So I was very upset when I saw Evangelion, because it was apparent to me that the people who made it weren’t thinking at all about making fun for or gaining the sympathy of the audience. Instead they tried to convince the audience to admit that everybody is sick, practically in the middle of a nervous breakdown, all the time. I don’t think you should show things like that to everybody. It’s not entertainment for the masses–it’s much more interested in admitting that we’re all depressed nervous wrecks, I thought. It was a work that told people it was okay to be depressed, and it accepted the psychological state that said if you don’t like the way the world works, then it’s okay to just pick up a gun and attack someone. I don’t think that’s a real work of art. When people see that, they begin to realize they are the same way. I think that we should try to show people how to live healthier, fuller lives, to foster their identity as a part of their community, and to encourage them to work happily until they die. I can’t accept any work that doesn’t say that.
— Yoshiyuki Tomino, about his thoughts on Evangelion
I equate this mostly to ‘old grumpy director’ syndrome, the kind that often hits Miyazaki, but Tomino would follow up on the statement with a big shift in tone, breaking from the death heavy series. He would make Space Castaways Vifam based around a group of children. It still maintained the dark and adult themes, but the story focused a lot more on the characters. This followed into Heavy Metal L-Gaim, that tried to be more Space Opera than Mecha, and the fun times of Overman King Gainer.
Tomino would also direct the live action film Japan Sinks in 2006, and made one of the best natural disaster scenes ever.

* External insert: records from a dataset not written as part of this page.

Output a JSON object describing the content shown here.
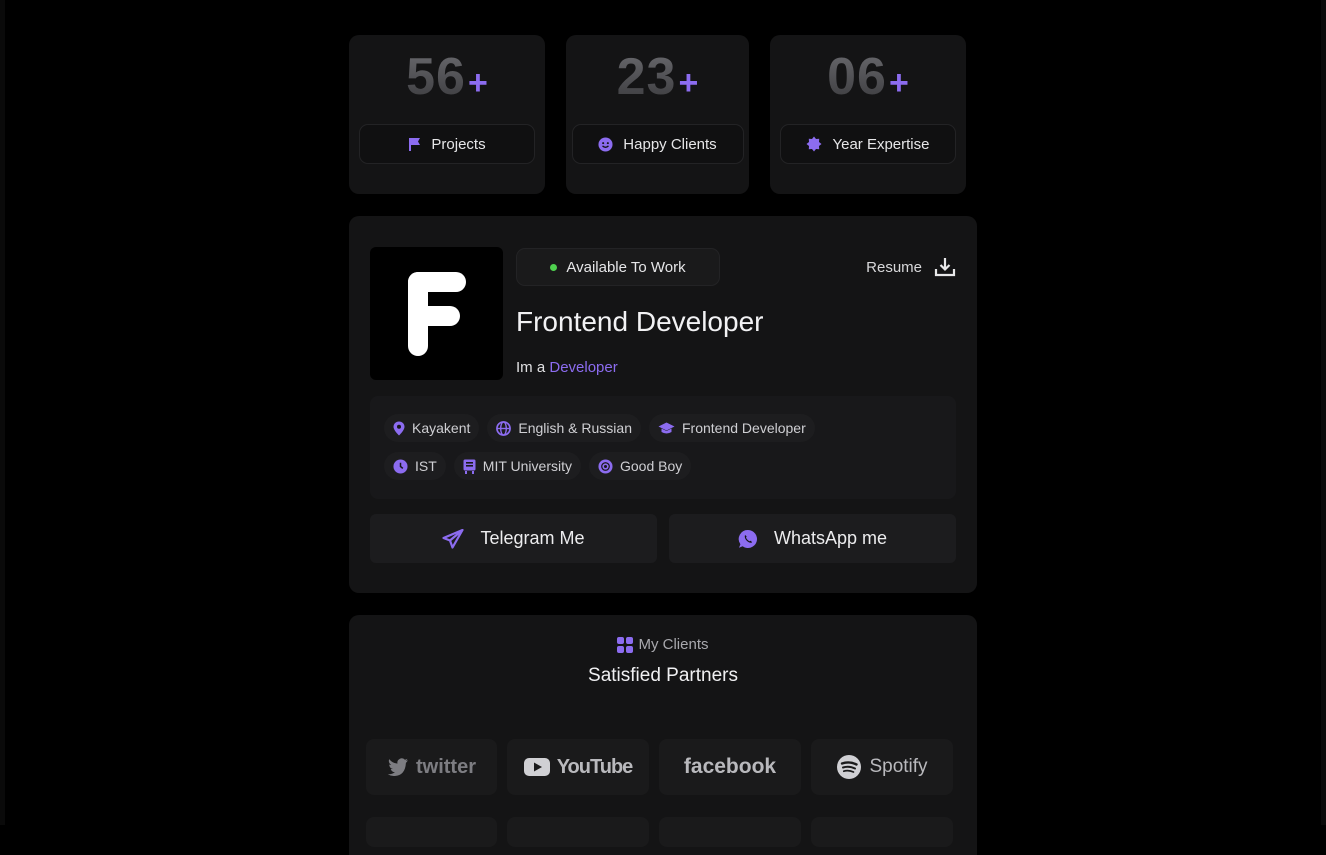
{
  "stats": [
    {
      "value": "56",
      "plus": "+",
      "label": "Projects",
      "icon": "flag-icon"
    },
    {
      "value": "23",
      "plus": "+",
      "label": "Happy Clients",
      "icon": "smile-icon"
    },
    {
      "value": "06",
      "plus": "+",
      "label": "Year Expertise",
      "icon": "award-icon"
    }
  ],
  "profile": {
    "logo_letter": "F",
    "status": "Available To Work",
    "resume_label": "Resume",
    "title": "Frontend Developer",
    "tagline_prefix": "Im a",
    "tagline_highlight": "Developer",
    "chips_row1": [
      {
        "label": "Kayakent",
        "icon": "location-pin-icon"
      },
      {
        "label": "English & Russian",
        "icon": "globe-icon"
      },
      {
        "label": "Frontend Developer",
        "icon": "graduation-cap-icon"
      }
    ],
    "chips_row2": [
      {
        "label": "IST",
        "icon": "clock-icon"
      },
      {
        "label": "MIT University",
        "icon": "school-icon"
      },
      {
        "label": "Good Boy",
        "icon": "badge-icon"
      }
    ],
    "buttons": [
      {
        "label": "Telegram Me",
        "icon": "telegram-icon"
      },
      {
        "label": "WhatsApp me",
        "icon": "whatsapp-icon"
      }
    ]
  },
  "clients": {
    "tag": "My Clients",
    "title": "Satisfied Partners",
    "logos": [
      {
        "name": "twitter",
        "icon": "twitter-icon"
      },
      {
        "name": "YouTube",
        "icon": "youtube-icon"
      },
      {
        "name": "facebook",
        "icon": ""
      },
      {
        "name": "Spotify",
        "icon": "spotify-icon"
      }
    ]
  },
  "colors": {
    "accent": "#8c6cf0",
    "status_green": "#4fd14f",
    "card": "#141415",
    "background": "#000000"
  }
}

Yoshiyuki Tomino’s series have become iconic for not just anime but Japan in general. His development of the Real Robot style, dark themes, and expanding sci-fi, has branded much of anime’s styles and reputation world wide. With a wide library to choose from, Tomino has had many successes and failures, but his title as Father of Mecha and the influence he’s pushed over the decades has earned him the last spot on our Established Director section.